What the exercise asks ::
The string "label" may appear in lines of the listing. Report each line where it does.

Data provided ::

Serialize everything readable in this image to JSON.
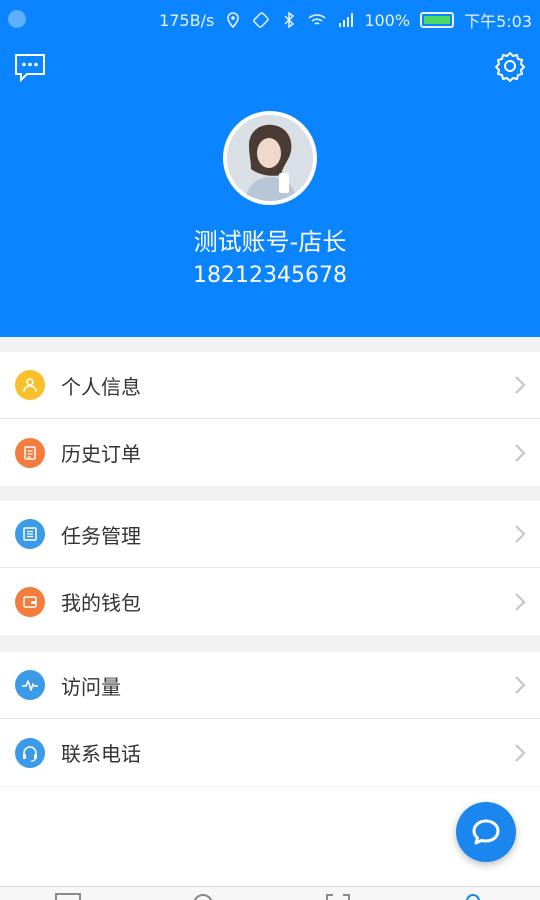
{
  "status_bar": {
    "speed": "175B/s",
    "battery": "100%",
    "time": "下午5:03",
    "icons": [
      "app-notification-icon",
      "location-icon",
      "rotate-icon",
      "bluetooth-icon",
      "wifi-icon",
      "cell-signal-icon",
      "battery-icon"
    ]
  },
  "profile": {
    "name": "测试账号-店长",
    "phone": "18212345678"
  },
  "menu": {
    "group1": [
      {
        "label": "个人信息",
        "icon": "person-icon",
        "color": "#f8c12c"
      },
      {
        "label": "历史订单",
        "icon": "order-list-icon",
        "color": "#f47c3c"
      }
    ],
    "group2": [
      {
        "label": "任务管理",
        "icon": "task-list-icon",
        "color": "#3b9be8"
      },
      {
        "label": "我的钱包",
        "icon": "wallet-icon",
        "color": "#f47c3c"
      }
    ],
    "group3": [
      {
        "label": "访问量",
        "icon": "pulse-icon",
        "color": "#3b9be8"
      },
      {
        "label": "联系电话",
        "icon": "headset-icon",
        "color": "#3b9be8"
      }
    ]
  },
  "colors": {
    "header_bg": "#0a84ff",
    "page_bg": "#f2f2f2",
    "fab": "#1a86ee"
  }
}
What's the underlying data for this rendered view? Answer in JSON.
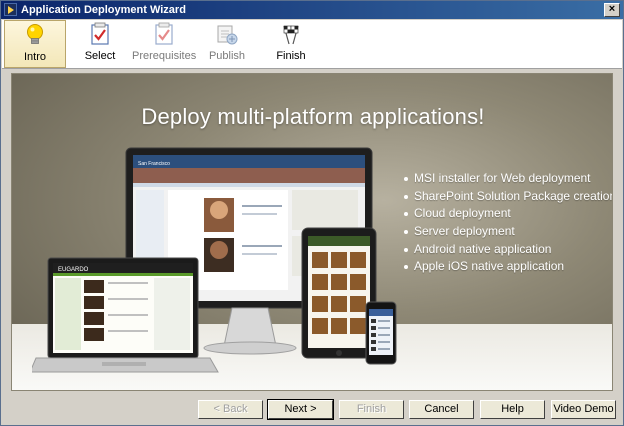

Worked solution ::
        "label": "个人信息",
        "label": "历史订单",
        "label": "任务管理",
        "label": "我的钱包",
        "label": "访问量",
        "label": "联系电话",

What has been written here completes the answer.